Mom listens to audio recording captured moments before son was shot and killed

A 19-year-old has been arrested in connection to the shooting death of 27-year-old Anthoni Jamez "AJ" Orozco. Court documents say Orozco was shot while defending a teen who was confronting the suspect over revenge porn. 

The shooting happened around 9 p.m. on April 5 at Nathan Hale High School on 30th Ave. NE.

According to court documents, Orozco arrived at the high school with three 17-year-olds. One of them planned to confront 19-year-old Kajali Alijah Camara over a stolen PlayStation and over him posting an intimate video online without her permission, court documents said.

Court documents included a photo of Camara that witnesses sent to police.

Camara dated the 17-year-old for about two weeks. When they broke up, she reported her PlayStation missing to Seattle Police, and believed Camara was responsible.

She also learned that he had posted an "intimate video" of their relationship to his Only Fans site without her permission. Only Fans is a subscription-based service for adult content. 

When Camara saw the teen approach him at Nathan Hale High School and said something to the effect of "I'm not doing this today," according to court documents. 

He then pulled out a gun, court documents say.

Orozco stepped between the teen and Camara and tried to verbally de-escalate the situation, according to court documents. 

He was then shot in the abdomen. 

Orozco was taken to Harborview Medical Center and was taken off life support on Thursday, his family said. 

His mother, Amy Morris-Ehlo, got the call about her son at 2:30 a.m. She was in Arizona at the time and frantically booked a plane ticket to see him in his last moments.

Because the shooter fired a damaging, hollow-point bullet, the surgeon told her she didn’t have much time.

"She was very kind, but she said he will most likely die while you are in the air," said Morris-Ehlo.

The nurses flew into action, acting as her angels, as she traveled.  They set up calls for her so she could talk to her son and ask that he hang on a little longer.

"They allowed me to FaceTime ... to tell him I was coming.  I just wanted him to wait so I could say goodbye. I just wanted him to be warm. I wanted him to be my kid for a few minutes, even though I knew he was going to die today. I knew he wasn’t going to live," said Morris-Ehlo.

She was able to reach his bedside and hold his hand for about an hour before he died.

"I would do anything to have him back," said Morris-Ehlo. "I just wanted to hear his voice one more time and I didn’t get that. I just wanted him to sit up and talk to me.  This young man, whoever he is, took that away from me, and it’s going to be hard for a long time."

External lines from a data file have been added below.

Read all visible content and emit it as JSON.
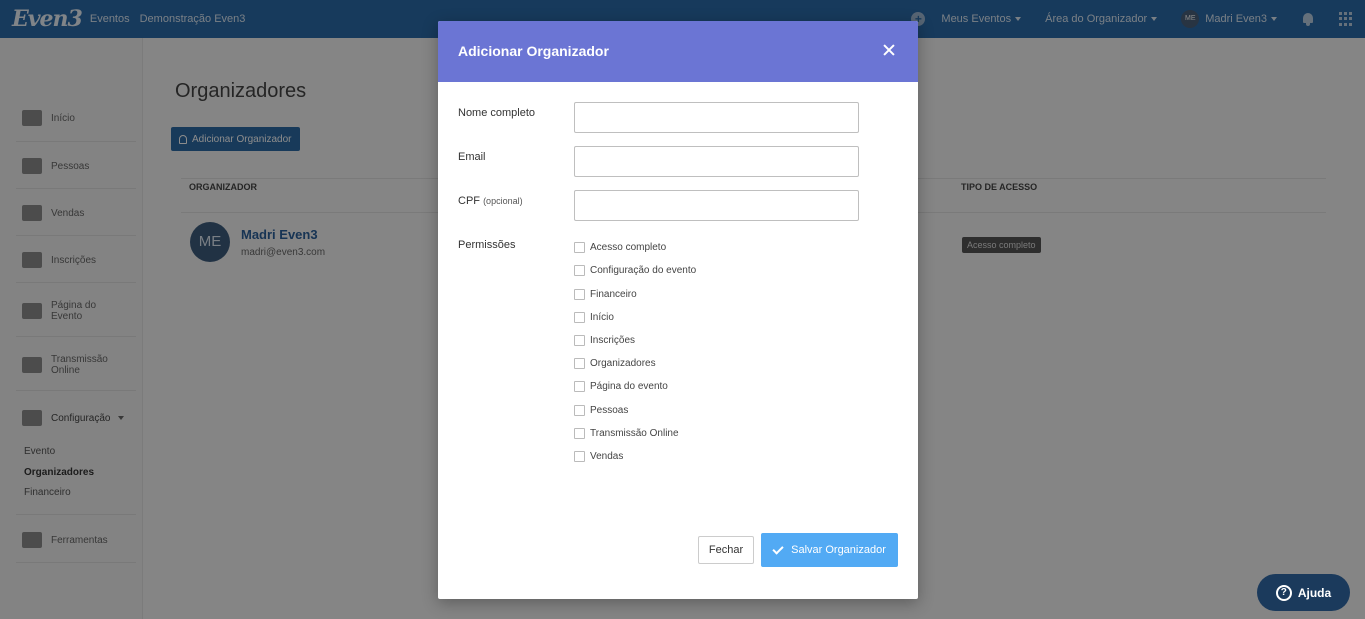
{
  "topbar": {
    "logo": "Even3",
    "crumbs": [
      "Eventos",
      "Demonstração Even3"
    ],
    "my_events": "Meus Eventos",
    "organizer_area": "Área do Organizador",
    "user_initials": "ME",
    "user_name": "Madri Even3"
  },
  "sidebar": {
    "items": [
      "Início",
      "Pessoas",
      "Vendas",
      "Inscrições",
      "Página do Evento",
      "Transmissão Online",
      "Configuração",
      "Ferramentas"
    ],
    "sub_items": [
      "Evento",
      "Organizadores",
      "Financeiro"
    ]
  },
  "main": {
    "title": "Organizadores",
    "add_button": "Adicionar Organizador",
    "columns": [
      "ORGANIZADOR",
      "TIPO DE ACESSO"
    ],
    "rows": [
      {
        "initials": "ME",
        "name": "Madri Even3",
        "email": "madri@even3.com",
        "access": "Acesso completo"
      }
    ]
  },
  "modal": {
    "title": "Adicionar Organizador",
    "fields": {
      "name_label": "Nome completo",
      "email_label": "Email",
      "cpf_label": "CPF",
      "cpf_hint": "(opcional)",
      "name_value": "",
      "email_value": "",
      "cpf_value": ""
    },
    "permissions_label": "Permissões",
    "permissions": [
      "Acesso completo",
      "Configuração do evento",
      "Financeiro",
      "Início",
      "Inscrições",
      "Organizadores",
      "Página do evento",
      "Pessoas",
      "Transmissão Online",
      "Vendas"
    ],
    "close_button": "Fechar",
    "save_button": "Salvar Organizador"
  },
  "help": {
    "label": "Ajuda"
  },
  "colors": {
    "topbar": "#2a6aa8",
    "modal_header": "#6b75d4",
    "save": "#52aaf4",
    "help": "#1b3a5c"
  }
}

Camara was arrested on April 7 and has since been charged with second-degree murder and second-degree assault. According to court documents, he was arrested with a stolen gun in his sweatpants pocket. There was no ammunition in the magazine or in the chamber. 

Gun found on Camara when he was arrested.

Bail has been set at $2 million. 

Audio recording captured the dispute. Morris-Ehlo listened to it and said demonstrated how callous the man who killed her son was, and she said it shows that her son was trying to be a peacemaker before the suspect pulled the trigger.

The King County Prosecuting Attorney's Office says this case is especially tragic because it seems so preventable.

"Sometimes, evidence can be very helpful for the court to see and a jury to see, but certainly heartbreaking for the family and people who loved the victim to have to go through that," said Casey McNerthney, a spokesperson for the King County Prosecuting Attorney’s Office.

Morris-Ehlo delivered an impact statement in court this week, which she believes helped keep Camara behind bars.

She believes Camara could have killed or injured one of the women if the gun had not malfunctioned.

"Initially, I was so sad there was a recording, because I heard that, but now I’m glad there was a recording because maybe there will be some justice done and I don’t know if that always happens," Morris-Ehlo said.